* **Exercise requirements**
Which lines in the data below contain the word "Không"? Return each of them.

· · · · ·

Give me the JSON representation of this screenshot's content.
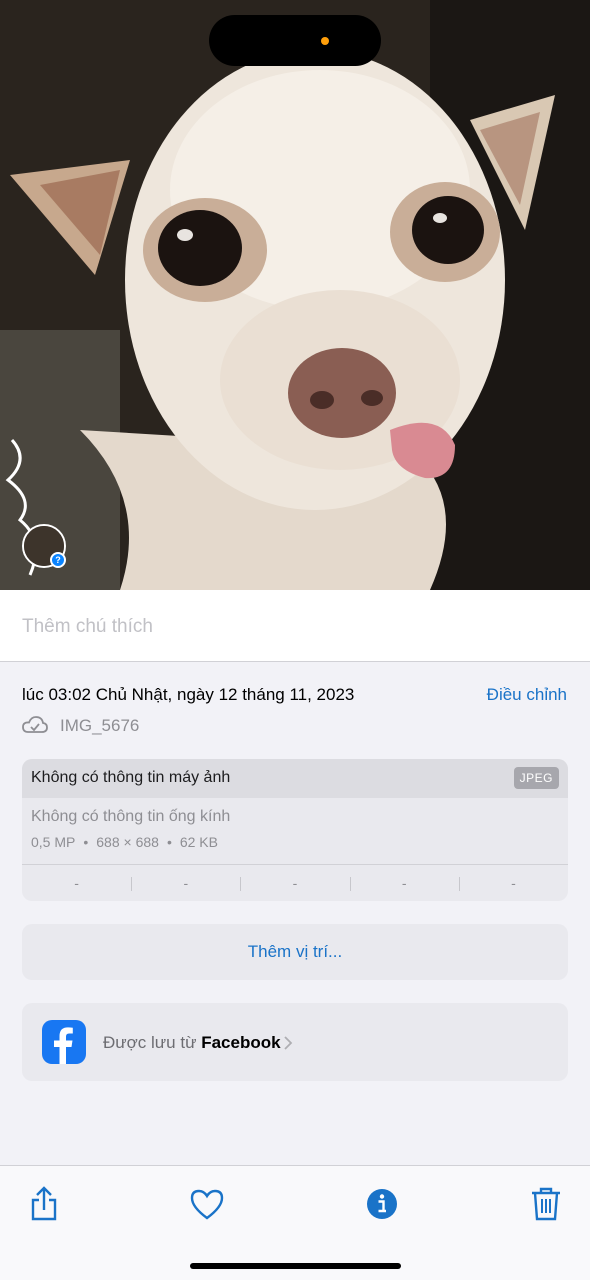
{
  "caption": {
    "placeholder": "Thêm chú thích"
  },
  "info": {
    "datetime": "lúc 03:02 Chủ Nhật, ngày 12 tháng 11, 2023",
    "adjust_label": "Điều chỉnh",
    "filename": "IMG_5676",
    "icon": "cloud-icon"
  },
  "exif": {
    "camera": "Không có thông tin máy ảnh",
    "format": "JPEG",
    "lens": "Không có thông tin ống kính",
    "resolution": "0,5 MP",
    "dimensions": "688 × 688",
    "size": "62 KB",
    "bullet": "•",
    "cells": [
      "-",
      "-",
      "-",
      "-",
      "-"
    ]
  },
  "location": {
    "label": "Thêm vị trí..."
  },
  "source": {
    "prefix": "Được lưu từ",
    "app": "Facebook",
    "icon": "facebook-icon"
  },
  "toolbar": {
    "items": [
      "share-icon",
      "heart-icon",
      "info-icon",
      "trash-icon"
    ]
  },
  "colors": {
    "accent": "#1a73c8",
    "facebook": "#1877f2",
    "status_dot": "#ff9f0a"
  }
}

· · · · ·

* **Result**
    "camera": "Không có thông tin máy ảnh",
    "lens": "Không có thông tin ống kính",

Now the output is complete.